The play actually begins at the end of the story as a scene is played out with separate interviews between a parole officer and two young men, Chris (Andrew Creightney) and Jason (Chris W. Cook) having just been released from prison. Without the reason for their incarceration being specified, the action abruptly switches from the Fall of 2008 to the other end of George W. Bush’s presidency (these historical bookends are significant to the narrative).

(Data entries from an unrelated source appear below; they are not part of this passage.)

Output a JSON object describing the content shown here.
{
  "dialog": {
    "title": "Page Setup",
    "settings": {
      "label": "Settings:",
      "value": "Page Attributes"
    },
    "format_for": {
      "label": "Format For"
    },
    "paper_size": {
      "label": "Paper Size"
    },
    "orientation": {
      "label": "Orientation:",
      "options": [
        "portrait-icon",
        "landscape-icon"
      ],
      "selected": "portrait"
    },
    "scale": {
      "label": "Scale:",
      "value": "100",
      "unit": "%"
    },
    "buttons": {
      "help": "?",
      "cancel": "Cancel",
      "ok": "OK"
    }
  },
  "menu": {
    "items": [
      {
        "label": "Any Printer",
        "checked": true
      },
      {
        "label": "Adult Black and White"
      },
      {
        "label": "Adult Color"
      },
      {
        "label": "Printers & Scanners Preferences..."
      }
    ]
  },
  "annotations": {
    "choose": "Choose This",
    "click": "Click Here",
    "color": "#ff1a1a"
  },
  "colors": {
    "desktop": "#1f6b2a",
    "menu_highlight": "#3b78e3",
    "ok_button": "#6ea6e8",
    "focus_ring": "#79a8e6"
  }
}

Shizuka Kai’s relevantly designed and well constructed set of a local watering hole is where the predominant part of play is enacted. The bar is tended by the good-natured Stan (Ashley Wright) – the play’s most sympathetic character. He is called upon to act as confidant, advocate and peacekeeper when needed. For Cynthia (Marci T. House), Tracey (Nicole St. Martin) and Jessie (Lora Brovold), who all work at the local manufacturing plant together, it’s kind of a second home where they celebrate each other’s birthdays and anything else. When Cynthia gets a promotion to management and the company embarks on union-busting tactics, the friendship turns toxic.

Despite an absence of any definitive dramatic arc, director Valerie Planche maintains the play’s core concept of disenfranchisement. While much of the narrative involves the three women, Sweat is very much an ensemble piece. Alen Dominguez as the bar’s diffident busboy Oscar and Anthony Santiago as Cynthia’s wayward husband Brucie provide substantial support.

In Lynn Nottage’s forceful, though somewhat mis-titled play, she has given theatre-going audiences a lot to think about in terms of social dynamics. Everybody should see this play and be grateful that it’s (hopefully) not about them.

© 2018 John Jane